Top of Records provided

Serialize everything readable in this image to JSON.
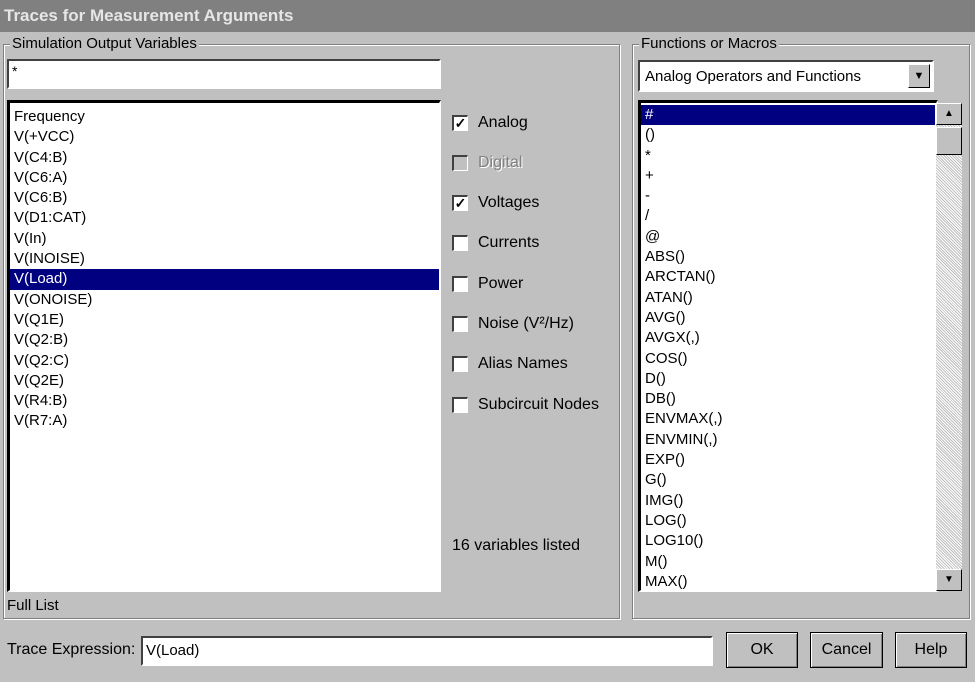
{
  "window": {
    "title": "Traces for Measurement Arguments"
  },
  "output_variables": {
    "group_label": "Simulation Output Variables",
    "filter_value": "*",
    "items": [
      "Frequency",
      "V(+VCC)",
      "V(C4:B)",
      "V(C6:A)",
      "V(C6:B)",
      "V(D1:CAT)",
      "V(In)",
      "V(INOISE)",
      "V(Load)",
      "V(ONOISE)",
      "V(Q1E)",
      "V(Q2:B)",
      "V(Q2:C)",
      "V(Q2E)",
      "V(R4:B)",
      "V(R7:A)"
    ],
    "selected_index": 8,
    "footer": "Full List"
  },
  "filters": {
    "analog": {
      "label": "Analog",
      "checked": true,
      "enabled": true
    },
    "digital": {
      "label": "Digital",
      "checked": false,
      "enabled": false
    },
    "voltages": {
      "label": "Voltages",
      "checked": true,
      "enabled": true
    },
    "currents": {
      "label": "Currents",
      "checked": false,
      "enabled": true
    },
    "power": {
      "label": "Power",
      "checked": false,
      "enabled": true
    },
    "noise": {
      "label": "Noise (V²/Hz)",
      "checked": false,
      "enabled": true
    },
    "alias_names": {
      "label": "Alias Names",
      "checked": false,
      "enabled": true
    },
    "subcircuit_nodes": {
      "label": "Subcircuit Nodes",
      "checked": false,
      "enabled": true
    },
    "count_text": "16 variables listed"
  },
  "functions": {
    "group_label": "Functions or Macros",
    "selected_category": "Analog Operators and Functions",
    "items": [
      "#",
      "()",
      "*",
      "+",
      "-",
      "/",
      "@",
      "ABS()",
      "ARCTAN()",
      "ATAN()",
      "AVG()",
      "AVGX(,)",
      "COS()",
      "D()",
      "DB()",
      "ENVMAX(,)",
      "ENVMIN(,)",
      "EXP()",
      "G()",
      "IMG()",
      "LOG()",
      "LOG10()",
      "M()",
      "MAX()"
    ],
    "selected_index": 0
  },
  "trace": {
    "label": "Trace Expression:",
    "value": "V(Load)"
  },
  "buttons": {
    "ok": "OK",
    "cancel": "Cancel",
    "help": "Help"
  }
}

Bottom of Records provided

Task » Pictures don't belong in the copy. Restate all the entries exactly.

Answer to this exercise »
Serialize everything readable in this image to JSON.
{
  "window": {
    "title": "Traces for Measurement Arguments"
  },
  "output_variables": {
    "group_label": "Simulation Output Variables",
    "filter_value": "*",
    "items": [
      "Frequency",
      "V(+VCC)",
      "V(C4:B)",
      "V(C6:A)",
      "V(C6:B)",
      "V(D1:CAT)",
      "V(In)",
      "V(INOISE)",
      "V(Load)",
      "V(ONOISE)",
      "V(Q1E)",
      "V(Q2:B)",
      "V(Q2:C)",
      "V(Q2E)",
      "V(R4:B)",
      "V(R7:A)"
    ],
    "selected_index": 8,
    "footer": "Full List"
  },
  "filters": {
    "analog": {
      "label": "Analog",
      "checked": true,
      "enabled": true
    },
    "digital": {
      "label": "Digital",
      "checked": false,
      "enabled": false
    },
    "voltages": {
      "label": "Voltages",
      "checked": true,
      "enabled": true
    },
    "currents": {
      "label": "Currents",
      "checked": false,
      "enabled": true
    },
    "power": {
      "label": "Power",
      "checked": false,
      "enabled": true
    },
    "noise": {
      "label": "Noise (V²/Hz)",
      "checked": false,
      "enabled": true
    },
    "alias_names": {
      "label": "Alias Names",
      "checked": false,
      "enabled": true
    },
    "subcircuit_nodes": {
      "label": "Subcircuit Nodes",
      "checked": false,
      "enabled": true
    },
    "count_text": "16 variables listed"
  },
  "functions": {
    "group_label": "Functions or Macros",
    "selected_category": "Analog Operators and Functions",
    "items": [
      "#",
      "()",
      "*",
      "+",
      "-",
      "/",
      "@",
      "ABS()",
      "ARCTAN()",
      "ATAN()",
      "AVG()",
      "AVGX(,)",
      "COS()",
      "D()",
      "DB()",
      "ENVMAX(,)",
      "ENVMIN(,)",
      "EXP()",
      "G()",
      "IMG()",
      "LOG()",
      "LOG10()",
      "M()",
      "MAX()"
    ],
    "selected_index": 0
  },
  "trace": {
    "label": "Trace Expression:",
    "value": "V(Load)"
  },
  "buttons": {
    "ok": "OK",
    "cancel": "Cancel",
    "help": "Help"
  }
}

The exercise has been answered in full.